Doing that we can recover the original form of the files that were encrypted. Most of them are still not readable but shopping_list.txt and all the files starting with u. The unagi gives us: The first byte of the password is 0x45. The udon_noddles.txt "ugali", "unagi" and "udon noodles" are delicious. What a coincidence that all of them start by "u"! and ugali.txt - Ugali with Sausages or Spaghetti is tasty. It doesn’t matter if you rotate it left or right, it is still tasty! You should try to come up with a great recipe using CyberChef.

The shopping_list.txt

[U]don noodles
[B]anana chips
[I]ce Cream

And it points to the /usr/bin/dot binary that we have already found.

Looking at the rest they seems to be encrypted in some way. It seems that the files starting with the same letter were encrypted with the same algorithm. The message in ugali suggests that we should try CyberChef on the two files: sausages.txt and spaghetti.txt. If we do that on sausages we get The 2st byte of the password is 0x34. From spaghetti we get In the FLARE language "spaghetti" is "c3BhZ2hldHRp".. As we predicted, the files starting with the same letter are encrypted with the same algorithm so we can decode also the strawberries.txt (nothing interesting there).

In raisins.txt and rasberries.txt we can see strings ending with = so that could indicate base64 encoding. Decoding them we get: The 3rd byte of the password is.. it is a joke, we don't like raisins! and The 3rd byte of the password is: 0x51 and from the reeses.txt (following the principle that file with the same starting letter is using the same algo) we get We LOVE "Reese's", they are great for everything! They are amazing in ice-cream and they even work as a key for XOR encoding. and that gives as a hint for ice-cream.txt.

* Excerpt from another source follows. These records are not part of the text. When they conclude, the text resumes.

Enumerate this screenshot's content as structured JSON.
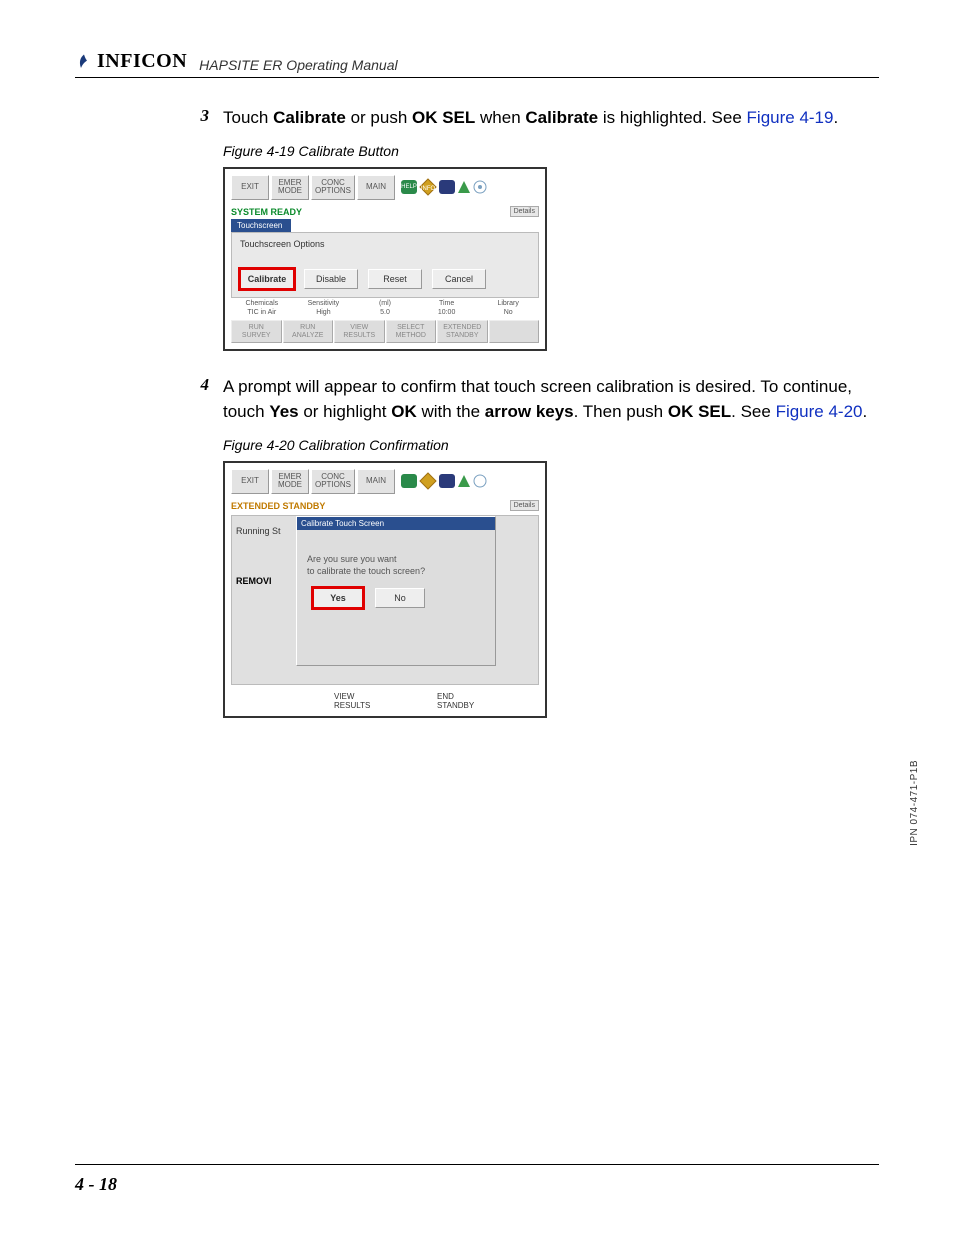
{
  "header": {
    "logo_text": "INFICON",
    "manual_title": "HAPSITE ER Operating Manual"
  },
  "steps": {
    "s3": {
      "num": "3",
      "t1": "Touch ",
      "b1": "Calibrate",
      "t2": " or push ",
      "b2": "OK SEL",
      "t3": " when ",
      "b3": "Calibrate",
      "t4": " is highlighted. See ",
      "link": "Figure 4-19",
      "t5": "."
    },
    "s4": {
      "num": "4",
      "t1": "A prompt will appear to confirm that touch screen calibration is desired. To continue, touch ",
      "b1": "Yes",
      "t2": " or highlight ",
      "b2": "OK",
      "t3": " with the ",
      "b3": "arrow keys",
      "t4": ". Then push ",
      "b4": "OK SEL",
      "t5": ". See ",
      "link": "Figure 4-20",
      "t6": "."
    }
  },
  "fig1": {
    "caption": "Figure 4-19  Calibrate Button",
    "toolbar": {
      "exit": "EXIT",
      "emer": "EMER\nMODE",
      "conc": "CONC\nOPTIONS",
      "main": "MAIN"
    },
    "icons": {
      "help": "HELP",
      "info": "INFO"
    },
    "status": "SYSTEM READY",
    "details": "Details",
    "tab": "Touchscreen",
    "panel_title": "Touchscreen Options",
    "buttons": {
      "calibrate": "Calibrate",
      "disable": "Disable",
      "reset": "Reset",
      "cancel": "Cancel"
    },
    "info": {
      "c1a": "Chemicals",
      "c1b": "TIC in Air",
      "c2a": "Sensitivity",
      "c2b": "High",
      "c3a": "(ml)",
      "c3b": "5.0",
      "c4a": "Time",
      "c4b": "10:00",
      "c5a": "Library",
      "c5b": "No"
    },
    "bottom": {
      "b1": "RUN\nSURVEY",
      "b2": "RUN\nANALYZE",
      "b3": "VIEW\nRESULTS",
      "b4": "SELECT\nMETHOD",
      "b5": "EXTENDED\nSTANDBY"
    }
  },
  "fig2": {
    "caption": "Figure 4-20  Calibration Confirmation",
    "toolbar": {
      "exit": "EXIT",
      "emer": "EMER\nMODE",
      "conc": "CONC\nOPTIONS",
      "main": "MAIN"
    },
    "status": "EXTENDED STANDBY",
    "details": "Details",
    "under1": "Running St",
    "under2": "REMOVI",
    "modal_title": "Calibrate Touch Screen",
    "modal_msg1": "Are you sure you want",
    "modal_msg2": "to calibrate the touch screen?",
    "yes": "Yes",
    "no": "No",
    "bottom": {
      "b3": "VIEW\nRESULTS",
      "b5": "END\nSTANDBY"
    }
  },
  "footer": {
    "pagenum": "4 - 18",
    "ipn": "IPN 074-471-P1B"
  }
}
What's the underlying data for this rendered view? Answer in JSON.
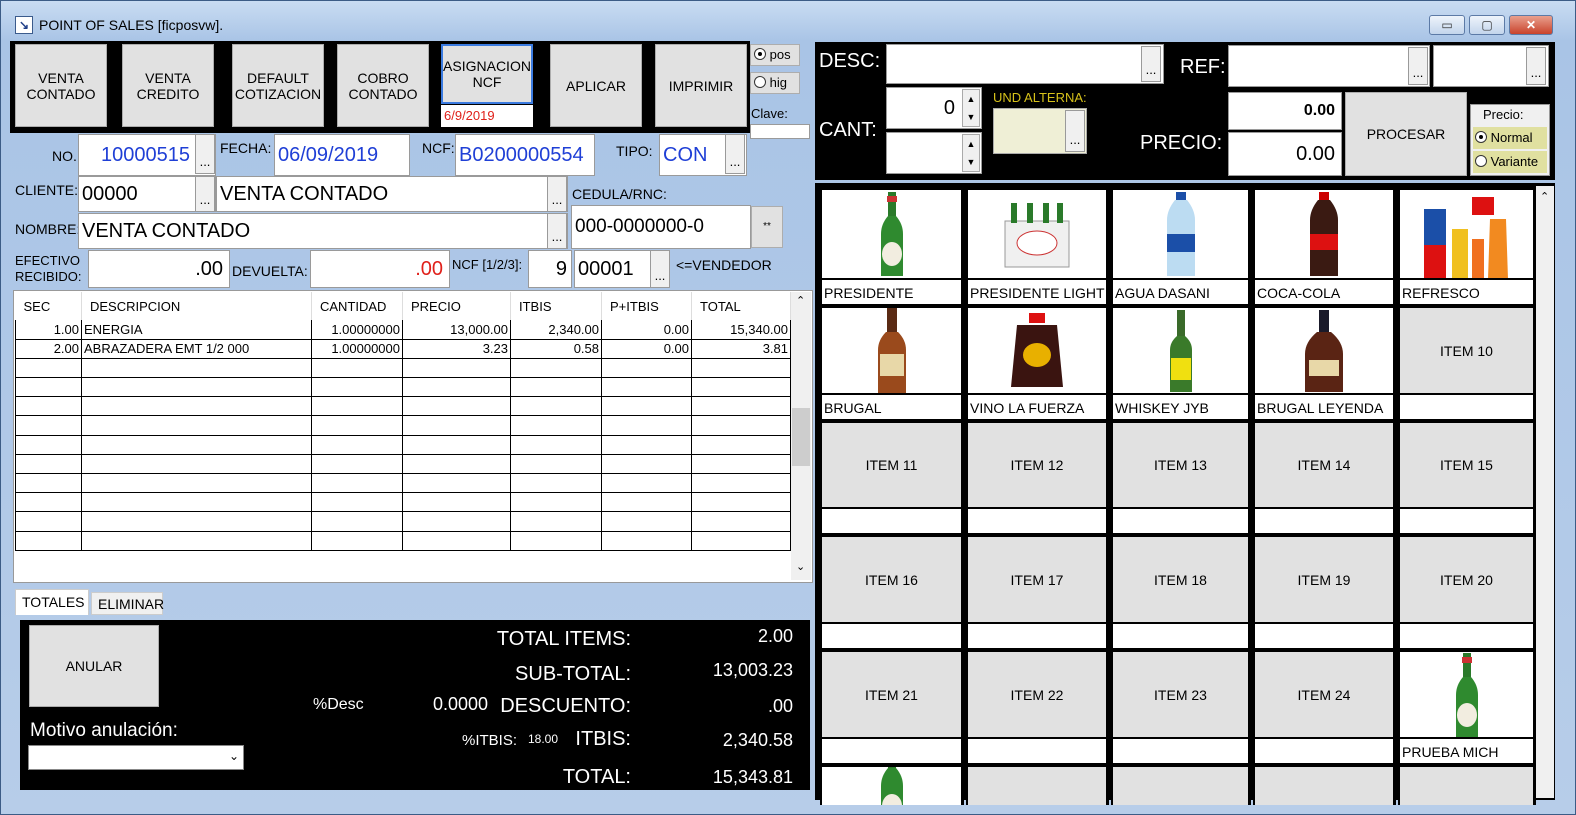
{
  "window": {
    "title": "POINT OF SALES [ficposvw].",
    "min": "▭",
    "max": "▢",
    "close": "✕"
  },
  "toolbar": {
    "venta_contado": "VENTA CONTADO",
    "venta_credito": "VENTA CREDITO",
    "default_cotizacion": "DEFAULT COTIZACION",
    "cobro_contado": "COBRO CONTADO",
    "asignacion_ncf": "ASIGNACION NCF",
    "asignacion_date": "6/9/2019",
    "aplicar": "APLICAR",
    "imprimir": "IMPRIMIR",
    "opt_pos": "pos",
    "opt_hig": "hig",
    "clave_label": "Clave:"
  },
  "header": {
    "no_label": "NO.",
    "no": "10000515",
    "fecha_label": "FECHA:",
    "fecha": "06/09/2019",
    "ncf_label": "NCF:",
    "ncf": "B0200000554",
    "tipo_label": "TIPO:",
    "tipo": "CON",
    "cliente_label": "CLIENTE:",
    "cliente_code": "00000",
    "cliente_name": "VENTA CONTADO",
    "cedula_label": "CEDULA/RNC:",
    "cedula": "000-0000000-0",
    "nombre_label": "NOMBRE:",
    "nombre": "VENTA CONTADO",
    "efectivo_label_1": "EFECTIVO",
    "efectivo_label_2": "RECIBIDO:",
    "efectivo": ".00",
    "devuelta_label": "DEVUELTA:",
    "devuelta": ".00",
    "ncf_type_label": "NCF [1/2/3]:",
    "ncf_type": "9",
    "vendedor": "00001",
    "vendedor_label": "<=VENDEDOR",
    "dots": "...",
    "star": "**"
  },
  "grid": {
    "columns": [
      "SEC",
      "DESCRIPCION",
      "CANTIDAD",
      "PRECIO",
      "ITBIS",
      "P+ITBIS",
      "TOTAL"
    ],
    "rows": [
      [
        "1.00",
        "ENERGIA",
        "1.00000000",
        "13,000.00",
        "2,340.00",
        "0.00",
        "15,340.00"
      ],
      [
        "2.00",
        "ABRAZADERA EMT 1/2 000",
        "1.00000000",
        "3.23",
        "0.58",
        "0.00",
        "3.81"
      ]
    ]
  },
  "tabs": {
    "totales": "TOTALES",
    "eliminar": "ELIMINAR"
  },
  "totals": {
    "anular": "ANULAR",
    "motivo_label": "Motivo anulación:",
    "desc_label": "%Desc",
    "desc_pct": "0.0000",
    "total_items_label": "TOTAL ITEMS:",
    "total_items": "2.00",
    "subtotal_label": "SUB-TOTAL:",
    "subtotal": "13,003.23",
    "descuento_label": "DESCUENTO:",
    "descuento": ".00",
    "itbis_pct_label": "%ITBIS:",
    "itbis_pct": "18.00",
    "itbis_label": "ITBIS:",
    "itbis": "2,340.58",
    "total_label": "TOTAL:",
    "total": "15,343.81"
  },
  "entry": {
    "desc_label": "DESC:",
    "ref_label": "REF:",
    "cant_label": "CANT:",
    "cant": "0",
    "und_label": "UND ALTERNA:",
    "precio_label": "PRECIO:",
    "precio_top": "0.00",
    "precio": "0.00",
    "procesar": "PROCESAR",
    "precio_group": "Precio:",
    "normal": "Normal",
    "variante": "Variante"
  },
  "products": [
    {
      "label": "PRESIDENTE",
      "img": "beer"
    },
    {
      "label": "PRESIDENTE LIGHT",
      "img": "pack"
    },
    {
      "label": "AGUA DASANI",
      "img": "water"
    },
    {
      "label": "COCA-COLA",
      "img": "cola"
    },
    {
      "label": "REFRESCO",
      "img": "soda"
    },
    {
      "label": "BRUGAL",
      "img": "rum"
    },
    {
      "label": "VINO LA FUERZA",
      "img": "wine"
    },
    {
      "label": "WHISKEY JYB",
      "img": "whisky"
    },
    {
      "label": "BRUGAL LEYENDA",
      "img": "leyenda"
    },
    {
      "label": "",
      "text": "ITEM 10"
    },
    {
      "label": "",
      "text": "ITEM 11"
    },
    {
      "label": "",
      "text": "ITEM 12"
    },
    {
      "label": "",
      "text": "ITEM 13"
    },
    {
      "label": "",
      "text": "ITEM 14"
    },
    {
      "label": "",
      "text": "ITEM 15"
    },
    {
      "label": "",
      "text": "ITEM 16"
    },
    {
      "label": "",
      "text": "ITEM 17"
    },
    {
      "label": "",
      "text": "ITEM 18"
    },
    {
      "label": "",
      "text": "ITEM 19"
    },
    {
      "label": "",
      "text": "ITEM 20"
    },
    {
      "label": "",
      "text": "ITEM 21"
    },
    {
      "label": "",
      "text": "ITEM 22"
    },
    {
      "label": "",
      "text": "ITEM 23"
    },
    {
      "label": "",
      "text": "ITEM 24"
    },
    {
      "label": "PRUEBA MICH",
      "img": "beer"
    }
  ]
}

Decoding that will give us a ingredient list, that cen be used to get the 5th char (from instant_noodles.txt): The 5th byte of the password is: 0xMS -> 0x64. Continuing this scavenger hunt, we will reveal more characters of the password.

Most of the files, were in the similar manner (we will use NUMBERs found in .bash_profile and Quijote.txt.

A bit different were the o-files asking to follow some FLARE team people on twitter and extracting info from their conversation for the t-files which were using AES encryption.

Collecting all the clues found along the way, we have parts of the password E4Q5d__`s4lD5_. We are missing 3 characters.

I had trouble with getting the content from d-files, and correctly calculating 14th char which was ( The 14th (and last byte) of the password is the sum of the number of participants from Spain, Singapore and Indonesia that finished the FLARE-ON 7, FLARE-ON 6 or FLARE-ON 5 - the number I was getting was incorrect.

But if we remember, the dot binary, it was comparing our password with SHA256, and we have enough characters to brut force the rest which is what I did.

import itertools
import hashlib
import string

def calc_sha256(s):
	return hashlib.sha256(s).hexdigest()

letters = string.printable
print('[+] start')
for c in itertools.product(letters, repeat=3):
	v = str.encode(''.join(c))
	candidate = b'E4Q5d'+v[:2]+b'`s4lD5'+v[2:]
	if calc_sha256(candidate) == 'b3c20caa9a1a82add9503e0eac43f741793d2031eb1c6e830274ed5ea36238bf':
		print(f'candidate: {candidate}')
		import sys

print('done :(')

Running the script, we can get the candidate: E4Q5d6f`s4lD5I. Passing this flag to the binary gives the flag